×
Home Companies Industry Politics Money Opinion LoungeMultimedia Science Education Sports TechnologyConsumerSpecialsMint on Sunday
×

It’s been worth Wiley’s while

It’s been worth Wiley’s while
Comment E-mail Print Share
First Published: Mon, Apr 16 2007. 12 30 AM IST
Updated: Mon, Apr 16 2007. 12 30 AM IST
New York: As the chairman of John Wiley & Sons Inc., one of the leading publishing companies in the world, Peter Booth Wiley not only carries his famous surname effortlessly, but also the business that was started by 25-year-old Charles Wiley with a printing shop in New York City in 1807. Minutes into the conversation, one realizes the effortlessness comes from a deep understanding and involvement in the business, which, he says, has been shaped partly by his early days as a history student and a journalist. “Understanding history helps in taking a long view, even in business. It helps you introspect and see beyond the immediate quarter,” says Wiley, who has authored five books including National Trust Guide/San Francisco: America’s Guide for Architecture and History Travelers and Empires in the Sun: The Rise of the New American West.

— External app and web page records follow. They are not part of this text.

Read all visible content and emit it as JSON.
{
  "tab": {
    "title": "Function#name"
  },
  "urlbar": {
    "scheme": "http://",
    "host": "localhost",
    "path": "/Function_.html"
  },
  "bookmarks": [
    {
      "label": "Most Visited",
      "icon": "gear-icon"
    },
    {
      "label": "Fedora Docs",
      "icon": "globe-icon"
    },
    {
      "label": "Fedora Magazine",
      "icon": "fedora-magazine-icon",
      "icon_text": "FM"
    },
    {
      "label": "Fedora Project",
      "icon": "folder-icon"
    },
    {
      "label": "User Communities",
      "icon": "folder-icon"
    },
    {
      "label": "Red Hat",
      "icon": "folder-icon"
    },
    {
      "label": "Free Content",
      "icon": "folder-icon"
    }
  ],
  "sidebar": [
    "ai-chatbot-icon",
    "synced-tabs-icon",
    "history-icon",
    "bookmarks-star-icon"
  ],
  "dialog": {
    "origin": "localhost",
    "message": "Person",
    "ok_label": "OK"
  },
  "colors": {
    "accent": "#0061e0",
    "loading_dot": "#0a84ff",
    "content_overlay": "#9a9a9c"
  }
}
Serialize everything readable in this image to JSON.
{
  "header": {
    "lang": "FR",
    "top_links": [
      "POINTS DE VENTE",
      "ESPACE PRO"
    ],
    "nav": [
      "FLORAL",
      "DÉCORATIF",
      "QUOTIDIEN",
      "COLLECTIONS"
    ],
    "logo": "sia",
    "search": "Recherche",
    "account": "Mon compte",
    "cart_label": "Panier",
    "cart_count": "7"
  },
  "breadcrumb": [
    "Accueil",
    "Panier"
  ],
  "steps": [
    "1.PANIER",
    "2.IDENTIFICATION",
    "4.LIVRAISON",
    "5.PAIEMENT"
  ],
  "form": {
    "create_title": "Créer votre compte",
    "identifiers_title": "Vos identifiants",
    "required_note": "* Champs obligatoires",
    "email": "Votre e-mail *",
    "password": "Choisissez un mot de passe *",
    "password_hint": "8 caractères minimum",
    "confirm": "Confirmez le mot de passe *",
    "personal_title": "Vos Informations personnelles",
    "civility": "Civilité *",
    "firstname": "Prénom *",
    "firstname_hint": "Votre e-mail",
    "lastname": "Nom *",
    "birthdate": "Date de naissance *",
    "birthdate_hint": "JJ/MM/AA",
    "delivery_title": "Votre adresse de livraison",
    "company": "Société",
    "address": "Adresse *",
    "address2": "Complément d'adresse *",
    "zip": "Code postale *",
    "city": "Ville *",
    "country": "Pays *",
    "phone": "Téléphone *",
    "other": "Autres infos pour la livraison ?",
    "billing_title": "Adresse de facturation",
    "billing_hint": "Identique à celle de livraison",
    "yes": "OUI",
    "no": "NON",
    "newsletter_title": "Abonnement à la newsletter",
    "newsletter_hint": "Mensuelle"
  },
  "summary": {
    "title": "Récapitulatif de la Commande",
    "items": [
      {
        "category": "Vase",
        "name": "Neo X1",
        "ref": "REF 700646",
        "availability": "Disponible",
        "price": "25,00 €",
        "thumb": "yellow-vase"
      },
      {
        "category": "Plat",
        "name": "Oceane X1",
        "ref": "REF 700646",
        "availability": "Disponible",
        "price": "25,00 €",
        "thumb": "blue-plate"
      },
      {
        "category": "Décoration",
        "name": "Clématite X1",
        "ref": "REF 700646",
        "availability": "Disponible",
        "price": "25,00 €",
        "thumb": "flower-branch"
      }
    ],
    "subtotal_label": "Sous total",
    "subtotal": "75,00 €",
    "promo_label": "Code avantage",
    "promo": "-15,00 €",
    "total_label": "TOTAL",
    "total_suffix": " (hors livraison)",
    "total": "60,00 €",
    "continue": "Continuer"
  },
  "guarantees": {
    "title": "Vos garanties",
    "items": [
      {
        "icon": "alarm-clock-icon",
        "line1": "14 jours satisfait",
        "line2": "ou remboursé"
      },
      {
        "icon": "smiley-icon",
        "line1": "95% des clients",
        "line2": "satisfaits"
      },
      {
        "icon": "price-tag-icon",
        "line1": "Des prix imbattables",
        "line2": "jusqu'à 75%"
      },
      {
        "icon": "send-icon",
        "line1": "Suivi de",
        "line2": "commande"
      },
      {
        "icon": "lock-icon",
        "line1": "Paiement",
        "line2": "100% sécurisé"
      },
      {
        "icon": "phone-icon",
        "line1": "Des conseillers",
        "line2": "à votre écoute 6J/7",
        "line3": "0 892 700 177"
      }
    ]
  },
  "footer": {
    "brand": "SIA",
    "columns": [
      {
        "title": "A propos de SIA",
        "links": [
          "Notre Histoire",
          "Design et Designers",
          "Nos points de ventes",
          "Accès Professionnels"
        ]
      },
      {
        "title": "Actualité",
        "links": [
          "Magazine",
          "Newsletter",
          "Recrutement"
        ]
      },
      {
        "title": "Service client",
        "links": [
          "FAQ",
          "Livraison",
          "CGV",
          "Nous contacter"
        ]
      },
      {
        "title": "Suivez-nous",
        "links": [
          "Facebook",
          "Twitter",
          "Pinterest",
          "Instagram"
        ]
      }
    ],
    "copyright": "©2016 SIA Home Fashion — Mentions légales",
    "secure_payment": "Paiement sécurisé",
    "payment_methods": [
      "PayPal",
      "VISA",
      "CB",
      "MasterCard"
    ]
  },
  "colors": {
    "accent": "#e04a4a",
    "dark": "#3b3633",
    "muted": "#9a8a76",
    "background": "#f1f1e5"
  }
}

Wiley should know since this habit of introspection has helped him steer the company to become a publisher in law, social sciences and business management, scientific, technical and medical (STM), cook books and travel books. The company, which also entered the digital content field earned a revenue of $1.4 billion in fiscal 2006, and currently has more than 4,500 employees. “We have made mistakes in the past and lost money, too. The training company that we set up in 1980 was a disaster and we had to exit it after profits came to a zilch. But then, we have learnt from that mistake,” says Wiley.
Perhaps, it’s the discretion learnt the hard way that stops Wiley from foraying into the field of fiction. “Fiction is a high-risk business. We know our core strengths and we are not going to foray into areas where we lack competence. This makes us conservative, but in a good way,” says Wiley, who left journalism to join the family business in 1984; he succeeded his brother Bradford Wiley II, as chairman in September 2002.
Along with flexibility and adaptability to the changing business environment, Wiley’s game plan includes acquisitions, which have been strategic to the company’s growth. “We have always sought partners, who would bring in capabilities that we don’t have,” says Wiley. Over the past decade, Wiley has continued to strengthen the company’s core businesses with acquisitions such as Hungry Minds Inc., which has brought high- profile brands including the For Drummer Series, Framer’s travel guides and the Betty Crocker and Weight Watcher cook books. It also acquired Blackwell Publishing (Holdings) Ltd, which has helped spread its range and investments across categories including dentistry and veterinary science.
Though Wiley is against the idea of taking a plunge into the world of fiction, he has expanded his portfolio to pet care, cookery books and other such genres. He says this will strengthen, and not dilute the Wiley brand, which is known more as a social sciences and STM publisher. “It has helped us widen our portfolio, which is very important for a need-to-know publisher like us. So, whether you want to know how to get started with a computer, cook a meal or look for a medical journal, it’s ‘all Wiley, all the time’,” he says.
Along with expanding the business, Wiley has been focused on developing the best governance practices in his company, too. While, his family is still the majority stakeholder in the publicly-listed company, Wiley claims the business is managed by independent professionals and the family provides overall guidance only. “Keeping a business within the family deprives it of the talent pool available outside. In large and complex organizations, dealing with different business environments requires professional expertise and companies could hurt themselves if they do not look beyond themselves,” he says.
While strengthening the core business, Wiley has remained focused on new growth opportunities. He has been aggressively moving content online since he feels the “digital platform would play an increasingly significant role in the publishing business in future”. “Our aim is to grow and expand our must-have content and services across disciplines, formats, and businesses to deliver complete information solutions to all our customers,” says Wiley, who is in India to kick-start the company’s bicentennial celebrations.
With Asia emerging as both a dynamic market and an important source of content, Wiley is quite focused on the market. The company had a joint venture in India with a local publishing company, DreamTech, which has now been integrated with Wiley India Pvt. Ltd. The company’s immediate aim is “strengthening sales and marketing activities”. “India and China are very important to us. Both markets are the top drivers of growth and we have seen a compounded annual growth of 25% in India against 11% year-on- year growth in the US in the past 10 years,” says Wiley.
John Wiley & Sons has come a long way from a small printing shop more than two centuries ago to one of the top 10 global publishing houses today. And Wiley insists that it is not the end of the journey yet.
“We are, in fact, ushering in a new era of growth. The business has never been so exciting and rewarding,” says the sixth generation Wiley.
Comment E-mail Print Share
First Published: Mon, Apr 16 2007. 12 30 AM IST
More Topics: Marketing and Media | Campaign |